Even before the presidential race is officially on, the next Congress, fully under Republican control, may well tackle such issues. There is already a Marriage and Religious Freedom Act, sponsored by Rep. Raul Labrador and Utah Senator Mike Lee, that “prohibits the federal government from taking an adverse action against a person on the basis that such person acts in accordance with a religious belief that: (1) marriage is or should be recognized as the union of one man and one woman, or (2) sexual relations are properly reserved to such a marriage.”

It’s all just the beginning of claiming a war on religious liberty. Republicans have lately been arguing that everything is the Obamacare of something else: That Dodd-Frank is “Obamacare for banks” (Congressman Paul Ryan and Sen. Mitch McConnell) or that net neutrality is “Obamacare for the Internet” (Cruz). It’s a way to tar any other issue with the unpopularity of the Affordable Care Act, with the implication that government is intruding too far or that even Obama is being dishonest.

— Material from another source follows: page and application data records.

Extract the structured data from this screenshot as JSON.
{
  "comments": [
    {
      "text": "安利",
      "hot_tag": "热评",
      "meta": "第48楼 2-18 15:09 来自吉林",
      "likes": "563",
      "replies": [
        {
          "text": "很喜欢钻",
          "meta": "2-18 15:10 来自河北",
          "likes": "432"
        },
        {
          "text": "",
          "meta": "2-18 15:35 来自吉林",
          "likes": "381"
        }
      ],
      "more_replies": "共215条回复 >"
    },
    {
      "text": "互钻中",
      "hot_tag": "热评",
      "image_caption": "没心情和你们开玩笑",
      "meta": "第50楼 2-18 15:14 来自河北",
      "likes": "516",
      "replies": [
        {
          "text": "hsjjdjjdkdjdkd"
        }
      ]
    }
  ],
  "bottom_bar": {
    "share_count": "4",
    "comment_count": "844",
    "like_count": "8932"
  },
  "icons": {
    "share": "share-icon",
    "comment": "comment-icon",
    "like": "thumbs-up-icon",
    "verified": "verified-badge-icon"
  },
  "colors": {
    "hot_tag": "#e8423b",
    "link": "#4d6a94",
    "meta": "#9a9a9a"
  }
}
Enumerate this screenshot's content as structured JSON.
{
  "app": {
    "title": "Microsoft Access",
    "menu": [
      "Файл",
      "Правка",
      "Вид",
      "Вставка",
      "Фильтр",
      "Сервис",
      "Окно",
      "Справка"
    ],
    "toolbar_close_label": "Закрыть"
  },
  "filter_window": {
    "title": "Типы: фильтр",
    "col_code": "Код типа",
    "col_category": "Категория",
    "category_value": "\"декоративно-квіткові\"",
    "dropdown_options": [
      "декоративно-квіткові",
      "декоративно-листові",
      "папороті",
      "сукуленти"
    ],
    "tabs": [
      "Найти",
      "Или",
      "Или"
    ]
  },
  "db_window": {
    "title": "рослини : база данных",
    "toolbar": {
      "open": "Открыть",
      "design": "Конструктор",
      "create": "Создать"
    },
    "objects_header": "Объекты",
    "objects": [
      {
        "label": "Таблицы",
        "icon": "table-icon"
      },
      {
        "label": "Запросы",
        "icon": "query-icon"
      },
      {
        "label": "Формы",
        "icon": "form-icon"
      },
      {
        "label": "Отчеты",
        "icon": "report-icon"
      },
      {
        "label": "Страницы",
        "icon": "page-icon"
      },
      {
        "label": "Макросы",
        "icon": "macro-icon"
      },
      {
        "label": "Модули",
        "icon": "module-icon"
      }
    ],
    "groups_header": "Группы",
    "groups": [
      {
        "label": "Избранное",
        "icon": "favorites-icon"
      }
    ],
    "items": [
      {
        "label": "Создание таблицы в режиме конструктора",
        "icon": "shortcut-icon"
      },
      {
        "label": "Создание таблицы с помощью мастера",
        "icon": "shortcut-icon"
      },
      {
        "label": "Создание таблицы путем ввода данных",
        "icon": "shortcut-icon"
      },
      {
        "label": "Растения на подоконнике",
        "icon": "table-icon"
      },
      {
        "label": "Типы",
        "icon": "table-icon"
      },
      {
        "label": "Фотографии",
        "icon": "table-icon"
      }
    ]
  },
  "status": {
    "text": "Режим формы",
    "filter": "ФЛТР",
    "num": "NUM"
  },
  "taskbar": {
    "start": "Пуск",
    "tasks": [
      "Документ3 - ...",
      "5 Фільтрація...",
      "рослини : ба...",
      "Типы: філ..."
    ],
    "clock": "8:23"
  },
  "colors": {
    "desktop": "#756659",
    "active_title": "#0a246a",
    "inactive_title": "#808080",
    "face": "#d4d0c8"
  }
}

There is already such a line for the religious liberty claim, and it comes from Jindal. “The president is very concerned about religious liberty,” he said jokingly in February. “And also, if you like your religion, you can keep your religion.”

Religious Right

The new culture war

Updated